What you will do: Please filter the data below down to the lines holding the string "screenshot".

START Input

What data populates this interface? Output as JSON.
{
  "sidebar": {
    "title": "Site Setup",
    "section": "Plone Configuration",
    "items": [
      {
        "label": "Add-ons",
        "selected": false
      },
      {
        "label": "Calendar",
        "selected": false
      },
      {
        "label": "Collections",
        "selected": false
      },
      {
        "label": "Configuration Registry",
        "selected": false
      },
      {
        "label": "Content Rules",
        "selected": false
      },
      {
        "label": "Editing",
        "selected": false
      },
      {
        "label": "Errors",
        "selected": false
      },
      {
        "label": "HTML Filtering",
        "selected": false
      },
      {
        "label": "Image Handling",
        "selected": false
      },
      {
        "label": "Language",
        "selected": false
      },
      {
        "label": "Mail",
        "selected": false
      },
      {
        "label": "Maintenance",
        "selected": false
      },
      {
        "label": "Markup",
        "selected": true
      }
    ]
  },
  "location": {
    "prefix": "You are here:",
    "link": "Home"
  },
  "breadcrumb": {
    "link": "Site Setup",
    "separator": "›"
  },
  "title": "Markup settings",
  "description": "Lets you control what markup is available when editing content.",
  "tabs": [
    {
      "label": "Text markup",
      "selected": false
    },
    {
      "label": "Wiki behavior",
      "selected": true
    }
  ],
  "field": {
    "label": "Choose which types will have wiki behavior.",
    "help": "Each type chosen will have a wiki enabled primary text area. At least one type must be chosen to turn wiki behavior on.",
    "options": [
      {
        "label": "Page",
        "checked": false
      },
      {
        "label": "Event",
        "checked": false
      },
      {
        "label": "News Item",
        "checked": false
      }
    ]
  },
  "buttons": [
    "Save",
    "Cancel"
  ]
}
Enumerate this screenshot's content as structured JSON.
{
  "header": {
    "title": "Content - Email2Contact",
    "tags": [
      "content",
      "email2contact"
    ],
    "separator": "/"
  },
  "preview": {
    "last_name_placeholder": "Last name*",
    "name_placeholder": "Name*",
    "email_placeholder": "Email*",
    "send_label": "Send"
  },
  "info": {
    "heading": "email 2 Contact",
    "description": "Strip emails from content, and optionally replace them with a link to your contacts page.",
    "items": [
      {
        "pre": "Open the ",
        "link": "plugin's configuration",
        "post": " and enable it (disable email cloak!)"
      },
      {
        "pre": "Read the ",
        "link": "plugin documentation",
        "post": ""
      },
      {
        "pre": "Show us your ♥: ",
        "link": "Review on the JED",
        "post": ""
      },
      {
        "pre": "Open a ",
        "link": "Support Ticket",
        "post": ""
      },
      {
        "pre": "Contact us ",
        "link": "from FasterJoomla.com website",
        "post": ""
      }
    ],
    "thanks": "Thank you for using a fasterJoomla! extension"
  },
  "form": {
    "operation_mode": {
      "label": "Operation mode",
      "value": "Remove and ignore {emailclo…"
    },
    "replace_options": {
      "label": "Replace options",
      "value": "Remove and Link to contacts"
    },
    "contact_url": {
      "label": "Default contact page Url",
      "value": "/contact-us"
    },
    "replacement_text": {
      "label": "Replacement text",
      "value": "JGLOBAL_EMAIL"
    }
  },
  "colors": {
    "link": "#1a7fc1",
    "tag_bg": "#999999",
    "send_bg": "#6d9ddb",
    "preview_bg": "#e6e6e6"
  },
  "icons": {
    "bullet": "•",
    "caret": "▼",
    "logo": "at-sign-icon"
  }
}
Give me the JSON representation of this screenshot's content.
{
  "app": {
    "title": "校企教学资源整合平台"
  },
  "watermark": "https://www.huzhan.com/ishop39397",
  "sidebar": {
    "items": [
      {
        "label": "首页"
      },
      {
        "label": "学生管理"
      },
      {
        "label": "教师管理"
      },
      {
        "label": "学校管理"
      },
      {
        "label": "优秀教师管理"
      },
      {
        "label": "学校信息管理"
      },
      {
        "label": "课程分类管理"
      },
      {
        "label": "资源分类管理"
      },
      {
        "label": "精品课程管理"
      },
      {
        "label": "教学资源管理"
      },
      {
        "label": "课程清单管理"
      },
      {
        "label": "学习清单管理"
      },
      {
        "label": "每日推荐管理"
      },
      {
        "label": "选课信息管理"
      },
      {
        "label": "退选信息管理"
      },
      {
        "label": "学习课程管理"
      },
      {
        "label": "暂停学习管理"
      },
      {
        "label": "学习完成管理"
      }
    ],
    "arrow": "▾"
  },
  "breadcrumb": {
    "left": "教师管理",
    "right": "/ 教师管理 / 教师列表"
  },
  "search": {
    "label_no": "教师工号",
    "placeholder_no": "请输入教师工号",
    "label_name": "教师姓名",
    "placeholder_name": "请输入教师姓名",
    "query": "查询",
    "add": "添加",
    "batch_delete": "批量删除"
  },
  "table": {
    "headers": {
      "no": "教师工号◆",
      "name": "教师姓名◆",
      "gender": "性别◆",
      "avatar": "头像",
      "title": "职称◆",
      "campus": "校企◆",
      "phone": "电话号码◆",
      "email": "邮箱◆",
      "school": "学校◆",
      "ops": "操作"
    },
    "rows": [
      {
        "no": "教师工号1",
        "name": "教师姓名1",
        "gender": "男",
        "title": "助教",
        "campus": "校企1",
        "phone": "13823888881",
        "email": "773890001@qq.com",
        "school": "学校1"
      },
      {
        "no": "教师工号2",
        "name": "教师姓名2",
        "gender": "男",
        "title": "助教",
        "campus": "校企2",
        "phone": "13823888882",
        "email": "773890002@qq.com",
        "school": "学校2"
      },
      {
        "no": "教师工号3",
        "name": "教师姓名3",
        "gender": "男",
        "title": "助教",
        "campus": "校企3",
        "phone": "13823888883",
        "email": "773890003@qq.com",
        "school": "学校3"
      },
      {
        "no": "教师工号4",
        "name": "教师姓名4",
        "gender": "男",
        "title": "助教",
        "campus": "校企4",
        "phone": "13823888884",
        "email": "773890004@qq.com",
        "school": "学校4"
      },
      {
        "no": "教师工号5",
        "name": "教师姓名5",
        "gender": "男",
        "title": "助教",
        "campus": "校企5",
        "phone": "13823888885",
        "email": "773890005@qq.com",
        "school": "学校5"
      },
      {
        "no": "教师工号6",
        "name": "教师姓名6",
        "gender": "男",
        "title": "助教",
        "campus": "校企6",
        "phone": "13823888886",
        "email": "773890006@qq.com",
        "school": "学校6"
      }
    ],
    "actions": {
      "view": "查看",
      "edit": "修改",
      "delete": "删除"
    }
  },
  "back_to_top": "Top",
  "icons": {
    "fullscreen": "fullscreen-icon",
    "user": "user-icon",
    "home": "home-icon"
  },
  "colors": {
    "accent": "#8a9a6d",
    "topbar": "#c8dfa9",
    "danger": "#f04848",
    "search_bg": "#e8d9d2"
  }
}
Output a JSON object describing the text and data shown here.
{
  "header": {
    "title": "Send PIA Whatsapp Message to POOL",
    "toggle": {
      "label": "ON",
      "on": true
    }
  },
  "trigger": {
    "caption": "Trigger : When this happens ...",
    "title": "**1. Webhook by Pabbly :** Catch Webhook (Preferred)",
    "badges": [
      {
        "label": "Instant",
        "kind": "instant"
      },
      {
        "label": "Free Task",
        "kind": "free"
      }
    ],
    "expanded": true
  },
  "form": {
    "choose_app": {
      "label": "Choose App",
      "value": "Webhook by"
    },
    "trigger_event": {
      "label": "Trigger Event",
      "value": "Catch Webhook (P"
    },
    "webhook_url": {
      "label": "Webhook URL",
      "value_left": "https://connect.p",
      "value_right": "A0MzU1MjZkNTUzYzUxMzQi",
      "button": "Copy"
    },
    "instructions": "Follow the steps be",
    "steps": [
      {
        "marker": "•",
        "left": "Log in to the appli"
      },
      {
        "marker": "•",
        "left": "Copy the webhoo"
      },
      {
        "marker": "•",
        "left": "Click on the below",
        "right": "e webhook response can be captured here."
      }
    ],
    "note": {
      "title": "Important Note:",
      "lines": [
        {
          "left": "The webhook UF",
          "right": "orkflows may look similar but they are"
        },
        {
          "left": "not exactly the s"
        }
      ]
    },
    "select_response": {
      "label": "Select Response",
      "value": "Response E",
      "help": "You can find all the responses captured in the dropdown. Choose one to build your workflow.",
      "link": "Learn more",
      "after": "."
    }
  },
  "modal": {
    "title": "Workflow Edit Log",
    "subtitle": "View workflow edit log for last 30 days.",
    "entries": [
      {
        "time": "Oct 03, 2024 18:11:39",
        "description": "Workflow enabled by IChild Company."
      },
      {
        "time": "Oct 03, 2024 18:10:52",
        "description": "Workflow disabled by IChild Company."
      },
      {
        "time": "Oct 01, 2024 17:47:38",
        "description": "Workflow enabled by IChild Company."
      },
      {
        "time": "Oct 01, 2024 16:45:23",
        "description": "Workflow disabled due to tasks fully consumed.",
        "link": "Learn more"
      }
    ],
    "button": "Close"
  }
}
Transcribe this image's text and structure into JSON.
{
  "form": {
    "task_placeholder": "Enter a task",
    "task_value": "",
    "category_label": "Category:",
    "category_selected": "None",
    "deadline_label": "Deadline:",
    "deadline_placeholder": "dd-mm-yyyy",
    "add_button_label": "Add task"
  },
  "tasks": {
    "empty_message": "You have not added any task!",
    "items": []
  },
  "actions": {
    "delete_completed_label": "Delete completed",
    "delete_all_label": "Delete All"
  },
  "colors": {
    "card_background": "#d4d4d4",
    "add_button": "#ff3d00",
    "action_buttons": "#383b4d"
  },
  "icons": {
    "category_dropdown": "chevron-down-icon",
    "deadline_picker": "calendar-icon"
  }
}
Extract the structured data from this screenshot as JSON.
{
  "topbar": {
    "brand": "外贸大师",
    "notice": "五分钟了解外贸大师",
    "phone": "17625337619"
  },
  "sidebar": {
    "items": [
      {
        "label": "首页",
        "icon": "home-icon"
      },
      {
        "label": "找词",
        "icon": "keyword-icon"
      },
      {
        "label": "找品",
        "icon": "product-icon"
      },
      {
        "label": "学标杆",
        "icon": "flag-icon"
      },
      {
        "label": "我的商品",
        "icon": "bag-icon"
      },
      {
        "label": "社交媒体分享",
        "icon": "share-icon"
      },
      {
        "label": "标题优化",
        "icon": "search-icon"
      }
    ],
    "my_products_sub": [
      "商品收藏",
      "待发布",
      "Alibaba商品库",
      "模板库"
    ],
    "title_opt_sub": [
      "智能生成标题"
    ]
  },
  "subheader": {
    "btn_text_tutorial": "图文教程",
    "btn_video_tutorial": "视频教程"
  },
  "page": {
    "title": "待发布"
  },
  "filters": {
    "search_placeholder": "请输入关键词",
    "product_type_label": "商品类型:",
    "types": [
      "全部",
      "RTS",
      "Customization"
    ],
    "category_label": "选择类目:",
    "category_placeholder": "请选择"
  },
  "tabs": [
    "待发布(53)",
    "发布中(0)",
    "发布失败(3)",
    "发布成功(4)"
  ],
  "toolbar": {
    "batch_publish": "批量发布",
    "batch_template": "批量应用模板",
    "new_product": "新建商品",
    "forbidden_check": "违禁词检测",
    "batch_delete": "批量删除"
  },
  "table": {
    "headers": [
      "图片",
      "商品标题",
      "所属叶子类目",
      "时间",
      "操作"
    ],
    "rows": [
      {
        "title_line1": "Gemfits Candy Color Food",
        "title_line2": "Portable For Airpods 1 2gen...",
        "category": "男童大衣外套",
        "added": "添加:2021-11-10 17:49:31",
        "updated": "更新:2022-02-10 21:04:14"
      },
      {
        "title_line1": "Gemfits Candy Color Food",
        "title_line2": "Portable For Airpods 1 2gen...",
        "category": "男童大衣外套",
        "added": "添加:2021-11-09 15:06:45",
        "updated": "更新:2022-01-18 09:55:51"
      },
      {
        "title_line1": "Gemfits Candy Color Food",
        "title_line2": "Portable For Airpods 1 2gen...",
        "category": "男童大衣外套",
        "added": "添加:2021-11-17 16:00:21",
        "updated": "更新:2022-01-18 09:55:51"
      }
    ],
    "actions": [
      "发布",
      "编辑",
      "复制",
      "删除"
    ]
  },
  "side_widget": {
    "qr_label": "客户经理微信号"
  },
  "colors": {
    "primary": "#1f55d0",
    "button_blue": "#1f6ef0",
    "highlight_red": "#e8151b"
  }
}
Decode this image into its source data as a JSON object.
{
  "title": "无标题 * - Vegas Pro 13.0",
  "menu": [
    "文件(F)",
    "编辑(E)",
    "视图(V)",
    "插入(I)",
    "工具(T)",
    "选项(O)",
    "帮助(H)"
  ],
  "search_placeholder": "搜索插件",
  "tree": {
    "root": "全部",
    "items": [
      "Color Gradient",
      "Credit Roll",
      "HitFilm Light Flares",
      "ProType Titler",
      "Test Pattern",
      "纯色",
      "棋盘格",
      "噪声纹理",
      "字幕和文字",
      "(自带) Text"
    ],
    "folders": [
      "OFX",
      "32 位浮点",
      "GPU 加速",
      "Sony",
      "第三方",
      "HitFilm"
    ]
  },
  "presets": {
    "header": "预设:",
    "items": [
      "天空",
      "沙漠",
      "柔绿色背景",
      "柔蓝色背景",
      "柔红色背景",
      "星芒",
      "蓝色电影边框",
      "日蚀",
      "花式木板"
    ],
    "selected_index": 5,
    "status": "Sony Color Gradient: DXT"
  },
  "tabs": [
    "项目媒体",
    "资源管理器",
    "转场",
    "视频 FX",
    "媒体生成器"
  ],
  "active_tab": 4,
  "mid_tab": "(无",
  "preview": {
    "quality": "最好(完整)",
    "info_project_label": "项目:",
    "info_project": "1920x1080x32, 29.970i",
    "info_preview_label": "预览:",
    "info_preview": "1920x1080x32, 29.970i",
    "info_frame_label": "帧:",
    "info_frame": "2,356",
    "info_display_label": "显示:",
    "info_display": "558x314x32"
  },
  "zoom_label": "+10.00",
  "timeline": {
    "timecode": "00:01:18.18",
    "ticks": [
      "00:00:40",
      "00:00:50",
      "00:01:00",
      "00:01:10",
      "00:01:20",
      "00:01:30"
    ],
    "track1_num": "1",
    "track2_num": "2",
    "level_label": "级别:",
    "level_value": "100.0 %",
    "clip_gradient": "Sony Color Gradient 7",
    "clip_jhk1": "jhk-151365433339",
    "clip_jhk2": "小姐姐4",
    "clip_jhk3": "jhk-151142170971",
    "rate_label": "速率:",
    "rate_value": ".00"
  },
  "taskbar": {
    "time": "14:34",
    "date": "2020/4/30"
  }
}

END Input

Your solution:
Enumerate this screenshot's content as structured JSON.
Give me the JSON representation of this screenshot's content.
Extract the structured data from this screenshot as JSON.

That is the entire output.